Segment Start: Dataset content

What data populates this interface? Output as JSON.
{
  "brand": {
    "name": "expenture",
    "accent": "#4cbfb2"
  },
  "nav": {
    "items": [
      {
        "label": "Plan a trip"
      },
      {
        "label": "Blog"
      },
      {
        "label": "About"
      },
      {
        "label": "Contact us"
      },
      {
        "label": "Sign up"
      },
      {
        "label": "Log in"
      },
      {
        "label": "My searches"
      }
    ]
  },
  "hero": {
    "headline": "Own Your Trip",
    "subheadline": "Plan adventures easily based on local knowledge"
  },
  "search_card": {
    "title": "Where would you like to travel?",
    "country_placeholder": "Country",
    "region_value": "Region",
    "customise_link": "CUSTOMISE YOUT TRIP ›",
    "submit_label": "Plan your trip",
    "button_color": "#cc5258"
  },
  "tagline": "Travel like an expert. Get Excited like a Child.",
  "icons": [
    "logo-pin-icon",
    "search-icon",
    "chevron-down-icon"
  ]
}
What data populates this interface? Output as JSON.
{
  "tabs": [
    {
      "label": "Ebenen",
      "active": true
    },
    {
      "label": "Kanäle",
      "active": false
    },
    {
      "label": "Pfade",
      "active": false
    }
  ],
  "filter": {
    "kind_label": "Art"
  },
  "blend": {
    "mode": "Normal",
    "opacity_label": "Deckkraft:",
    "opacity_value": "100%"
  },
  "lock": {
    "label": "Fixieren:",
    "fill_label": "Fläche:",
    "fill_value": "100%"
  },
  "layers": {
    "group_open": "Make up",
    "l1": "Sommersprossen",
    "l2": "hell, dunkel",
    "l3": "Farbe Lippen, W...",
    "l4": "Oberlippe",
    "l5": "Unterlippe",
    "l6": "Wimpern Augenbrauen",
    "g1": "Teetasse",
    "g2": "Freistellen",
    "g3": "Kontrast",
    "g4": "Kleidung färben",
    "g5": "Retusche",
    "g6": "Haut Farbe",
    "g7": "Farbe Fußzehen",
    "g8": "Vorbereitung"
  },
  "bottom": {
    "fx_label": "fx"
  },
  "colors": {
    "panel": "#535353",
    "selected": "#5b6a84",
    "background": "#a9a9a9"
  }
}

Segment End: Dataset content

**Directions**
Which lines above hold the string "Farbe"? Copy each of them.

**Result for this exercise**
    "l3": "Farbe Lippen, W...",
    "g6": "Haut Farbe",
    "g7": "Farbe Fußzehen",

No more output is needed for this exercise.